▶ _Your instructions_:
Please return every line in the following data that includes the string "Feisty".

(Website and app data records)
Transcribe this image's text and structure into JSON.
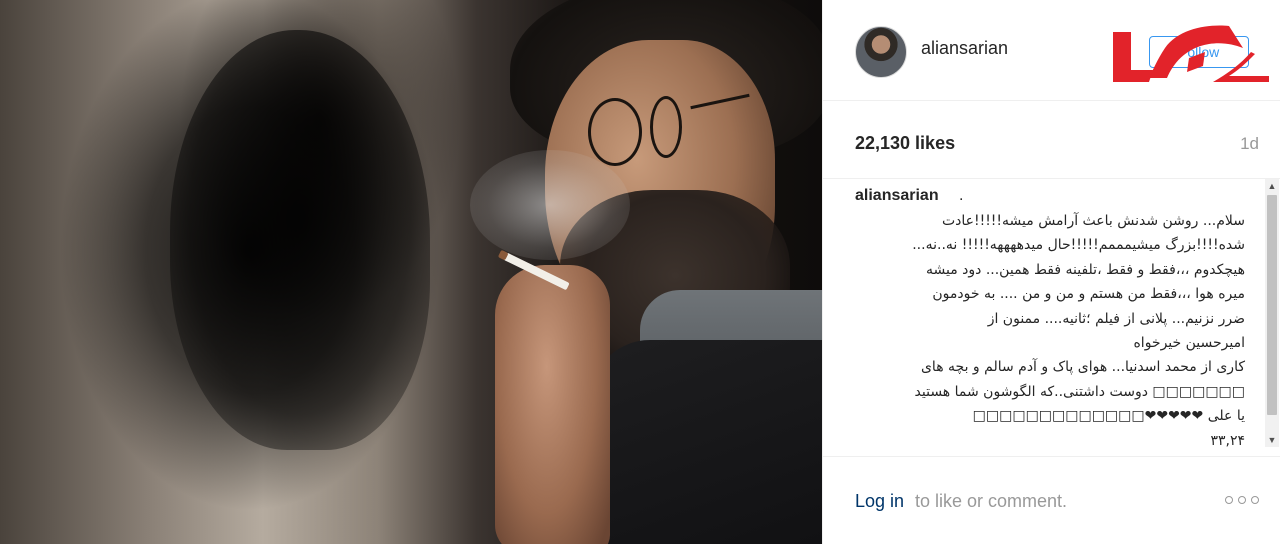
{
  "post": {
    "username": "aliansarian",
    "follow_label": "Follow",
    "likes": "22,130 likes",
    "time_ago": "1d",
    "caption_user": "aliansarian",
    "caption_dot": ".",
    "caption_lines": [
      "سلام... روشن شدنش باعث آرامش میشه!!!!!عادت",
      "شده!!!!بزرگ میشیمممم!!!!!حال میدههههه!!!!! نه..نه...",
      "هیچکدوم ،،،فقط و فقط ،تلفینه فقط همین... دود میشه",
      "میره هوا ،،،فقط من هستم و من و من .... به خودمون",
      "ضرر نزنیم... پلانی از فیلم ؛ثانیه.... ممنون از",
      "امیرحسین خیرخواه",
      "کاری از محمد اسدنیا... هوای پاک و آدم سالم و بچه های",
      "□□□□□□□ دوست داشتنی..که الگوشون شما هستید",
      "یا علی ❤❤❤❤❤□□□□□□□□□□□□□",
      "۳۳,۲۴"
    ],
    "login_link": "Log in",
    "login_rest": "to like or comment."
  },
  "icons": {
    "more": "more-options-icon",
    "scroll_up": "▲",
    "scroll_down": "▼"
  },
  "colors": {
    "link_blue": "#003569",
    "follow_blue": "#3897f0",
    "logo_red": "#e2232a",
    "muted_gray": "#999999",
    "border": "#efefef"
  }
}
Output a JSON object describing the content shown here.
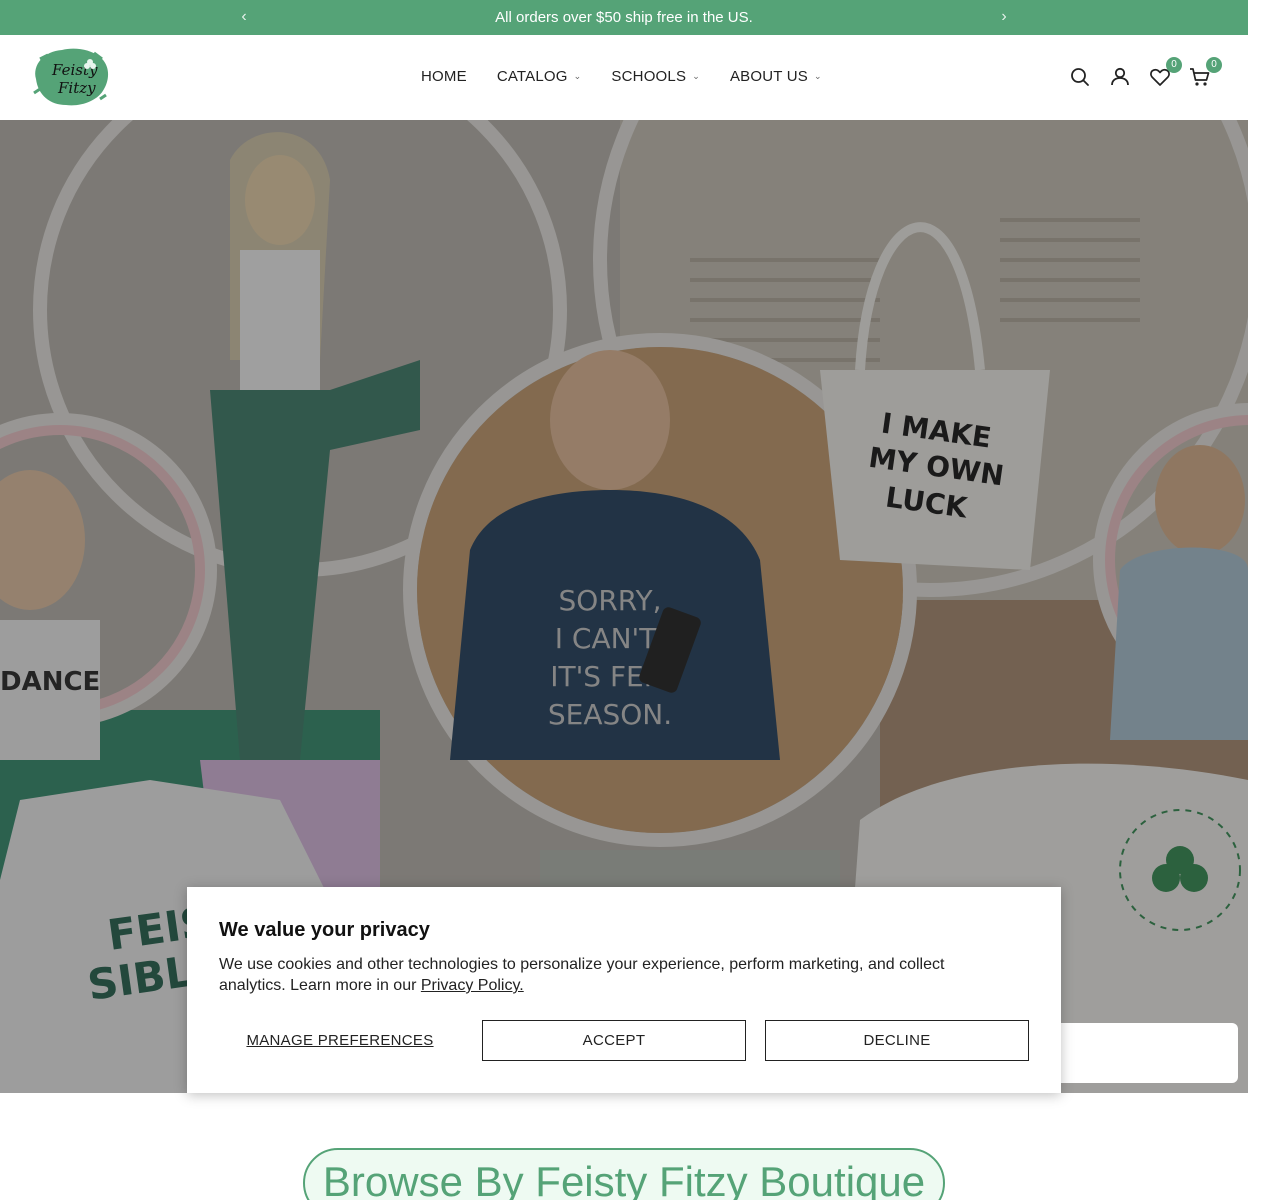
{
  "announcement": {
    "message": "All orders over $50 ship free in the US.",
    "prev_icon": "chevron-left-icon",
    "next_icon": "chevron-right-icon"
  },
  "brand": {
    "logo_text_line1": "Feisty",
    "logo_text_line2": "Fitzy",
    "accent_color": "#55a377"
  },
  "nav": {
    "items": [
      {
        "label": "HOME",
        "has_dropdown": false
      },
      {
        "label": "CATALOG",
        "has_dropdown": true
      },
      {
        "label": "SCHOOLS",
        "has_dropdown": true
      },
      {
        "label": "ABOUT US",
        "has_dropdown": true
      }
    ]
  },
  "header_icons": {
    "search": "search-icon",
    "account": "account-icon",
    "wishlist": "heart-icon",
    "wishlist_count": "0",
    "cart": "cart-icon",
    "cart_count": "0"
  },
  "hero": {
    "tote_text": "I MAKE MY OWN LUCK",
    "sweatshirt_text": "SORRY, I CAN'T, IT'S FEIS SEASON."
  },
  "cookie_banner": {
    "title": "We value your privacy",
    "body": "We use cookies and other technologies to personalize your experience, perform marketing, and collect analytics. Learn more in our ",
    "policy_link": "Privacy Policy.",
    "manage_label": "MANAGE PREFERENCES",
    "accept_label": "ACCEPT",
    "decline_label": "DECLINE"
  },
  "browse": {
    "heading": "Browse By Feisty Fitzy Boutique"
  }
}
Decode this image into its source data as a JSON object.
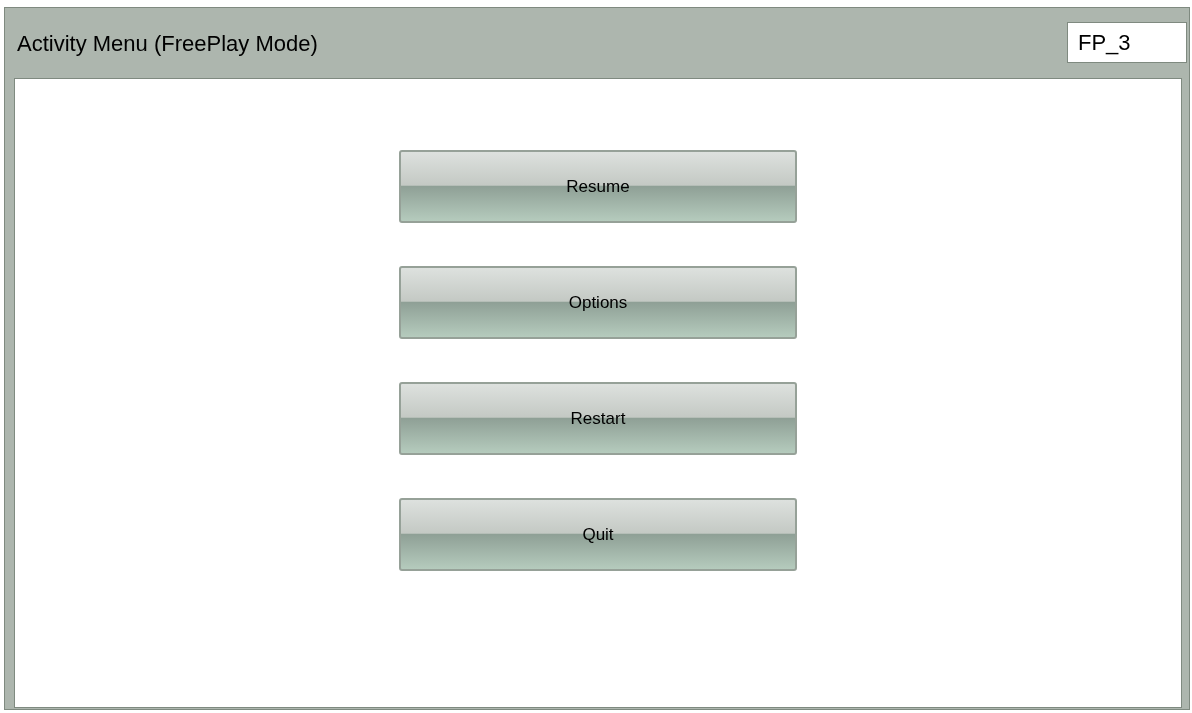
{
  "window": {
    "title": "Activity Menu (FreePlay Mode)",
    "screen_id": "FP_3"
  },
  "buttons": [
    "Resume",
    "Options",
    "Restart",
    "Quit"
  ]
}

▶ _Solution to this exercise_:
    "logo_text_line1": "Feisty",
    "heading": "Browse By Feisty Fitzy Boutique"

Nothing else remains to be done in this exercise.